Dr. Heide Castañeda is an assistant professor at the University of South Florida, and many tutors, program managers, and health professionals were lucky to attend her virtual training: “Teaching with Cultural Differences in Mind: A Women’s Health Curriculum for Adult Learners.”
Below are some of the key points from the virtual training from Dr. Castañeda:
Health literacy is the degree to which individuals have the capacity to obtain, process, and understand basic health information needed to make appropriate health decisions. Low health literacy skills, however, are not limited to those with cultural differences. Almost nine out of ten adults in the US may lack the skills needed to manage their health and prevent disease!
My virtual training stressed the importance of cultural sensitivity in adult literacy classrooms. Cultural self-assessment is a vital component and by understanding your own cultural biases you can gauge the degree to which you effectively address the needs and preferences of culturally diverse groups—without this process, you may risk offending and/or confusing your adult learners.
Below are a few questions to ask yourself in order to heighten the awareness and sensitivity to the importance of cultural diversity.
Using this kind of “checklist” can improve your instruction in diverse classrooms:
- I avoid imposing values that may conflict or be inconsistent with those of cultures or ethnic groups other than my own.
- I understand that the perception of health, wellness, and preventative health services have different meanings to different cultural groups.
- I screen books, movies, and other resources for negative cultural, ethnic, or racial stereotypes before using them.

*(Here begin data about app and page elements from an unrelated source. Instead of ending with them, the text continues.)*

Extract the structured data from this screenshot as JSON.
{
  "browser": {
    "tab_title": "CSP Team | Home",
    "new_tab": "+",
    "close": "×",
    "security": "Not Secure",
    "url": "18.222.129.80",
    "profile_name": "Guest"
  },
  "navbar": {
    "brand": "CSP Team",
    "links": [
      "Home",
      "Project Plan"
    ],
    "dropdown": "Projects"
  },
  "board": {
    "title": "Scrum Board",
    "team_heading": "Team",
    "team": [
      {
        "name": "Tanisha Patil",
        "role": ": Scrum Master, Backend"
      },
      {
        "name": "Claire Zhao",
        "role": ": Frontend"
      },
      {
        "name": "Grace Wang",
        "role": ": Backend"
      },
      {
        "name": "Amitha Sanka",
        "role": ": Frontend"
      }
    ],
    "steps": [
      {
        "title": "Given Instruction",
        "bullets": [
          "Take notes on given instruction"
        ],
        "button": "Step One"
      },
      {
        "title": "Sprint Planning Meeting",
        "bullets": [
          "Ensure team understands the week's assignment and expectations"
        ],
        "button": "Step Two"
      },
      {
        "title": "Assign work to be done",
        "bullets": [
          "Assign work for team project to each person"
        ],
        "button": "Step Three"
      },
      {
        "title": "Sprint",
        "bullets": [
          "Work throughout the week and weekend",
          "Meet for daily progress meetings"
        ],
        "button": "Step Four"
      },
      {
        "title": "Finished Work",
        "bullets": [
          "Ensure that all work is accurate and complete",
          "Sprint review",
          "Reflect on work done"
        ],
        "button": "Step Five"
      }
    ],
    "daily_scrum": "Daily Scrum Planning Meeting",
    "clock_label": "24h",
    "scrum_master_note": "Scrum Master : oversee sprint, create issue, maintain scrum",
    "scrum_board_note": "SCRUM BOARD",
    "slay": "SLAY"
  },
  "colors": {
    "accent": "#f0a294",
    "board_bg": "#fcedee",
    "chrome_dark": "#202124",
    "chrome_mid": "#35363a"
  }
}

- I understand and accept that family is defined differently by different cultures (e.g. extended family, fictive kin, godparents).
- I understand that age and life cycle factors must be considered in interaction with individuals and families.

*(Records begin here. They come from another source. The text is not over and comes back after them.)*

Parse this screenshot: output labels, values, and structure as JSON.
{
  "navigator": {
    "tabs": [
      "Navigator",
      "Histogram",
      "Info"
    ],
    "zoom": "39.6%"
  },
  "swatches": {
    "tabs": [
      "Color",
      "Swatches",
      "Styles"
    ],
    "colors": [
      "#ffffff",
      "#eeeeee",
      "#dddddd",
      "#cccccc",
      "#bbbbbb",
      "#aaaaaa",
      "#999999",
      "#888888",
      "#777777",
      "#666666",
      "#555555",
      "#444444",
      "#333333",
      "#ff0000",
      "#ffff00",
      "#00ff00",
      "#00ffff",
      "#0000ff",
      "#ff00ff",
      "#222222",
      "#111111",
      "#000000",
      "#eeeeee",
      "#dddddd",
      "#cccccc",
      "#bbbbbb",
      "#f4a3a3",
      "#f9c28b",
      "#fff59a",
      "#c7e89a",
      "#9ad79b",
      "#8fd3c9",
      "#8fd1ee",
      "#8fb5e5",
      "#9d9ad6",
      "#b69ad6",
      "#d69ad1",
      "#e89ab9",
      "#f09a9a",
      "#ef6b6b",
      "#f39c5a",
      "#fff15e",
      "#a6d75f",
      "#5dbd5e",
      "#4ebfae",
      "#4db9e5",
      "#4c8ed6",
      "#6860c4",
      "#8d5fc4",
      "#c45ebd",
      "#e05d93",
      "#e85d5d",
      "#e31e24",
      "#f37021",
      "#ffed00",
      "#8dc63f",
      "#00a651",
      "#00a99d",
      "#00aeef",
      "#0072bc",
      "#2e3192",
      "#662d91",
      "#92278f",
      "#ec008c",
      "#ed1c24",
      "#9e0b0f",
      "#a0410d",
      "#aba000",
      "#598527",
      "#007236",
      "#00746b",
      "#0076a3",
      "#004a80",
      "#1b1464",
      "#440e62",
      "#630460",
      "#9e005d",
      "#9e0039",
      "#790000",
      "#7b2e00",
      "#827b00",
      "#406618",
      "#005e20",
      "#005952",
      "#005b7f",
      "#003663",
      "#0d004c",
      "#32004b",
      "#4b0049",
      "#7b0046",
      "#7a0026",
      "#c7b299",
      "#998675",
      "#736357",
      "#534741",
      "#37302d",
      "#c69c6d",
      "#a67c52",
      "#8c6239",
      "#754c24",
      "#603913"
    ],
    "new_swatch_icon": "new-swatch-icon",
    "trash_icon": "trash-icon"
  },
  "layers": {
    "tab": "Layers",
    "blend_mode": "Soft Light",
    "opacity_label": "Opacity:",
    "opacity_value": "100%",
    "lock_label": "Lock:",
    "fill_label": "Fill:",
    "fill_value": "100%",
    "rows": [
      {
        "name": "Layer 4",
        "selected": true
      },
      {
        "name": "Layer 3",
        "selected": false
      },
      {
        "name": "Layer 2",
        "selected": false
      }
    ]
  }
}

Using the Women’s Health: A Special Addition to Staying Healthy curriculum, we then explored cultural differences in various health topics. Pregnancy and childbirth, for instance, are events of major significance that are heavily influenced by culture and tradition. For example, in the United States, birth is a highly medicalized process and many women value the use of technologies such as ultrasound and genetic testing, although this may not be the case for other cultures. In some cultures, women will even avoid even talking about the baby to avoid eliciting envy or bad luck.
Cultural differences extend into postpartum care, and in some traditions women are expected to stay secluded or confined to the home for a month after birth, avoid cold foods and washing their hair. Cultural factors impact other dimensions of women’s lives, such as the intensity of menopausal symptoms, which has been shown to vary cross-culturally and between ethnic groups.
Cultural self-assessment should be an on-going process, going beyond the discussion of sensitive issues like pregnancy or menopause. We, as instructors, must be interested, open-minded, and respectful of all cultures and ask intellectually curious questions. We must not assume that members of a cultural group share the same beliefs, and we must be cognizant of our own cultural traditions in order to avoid passing judgment or suggesting that practices are harmful.
Did you miss the virtual training, and want to know more? Catch it in its entirety here.
Interested in ordering the Women’s Health curriculum? Check out the Florida Literacy website.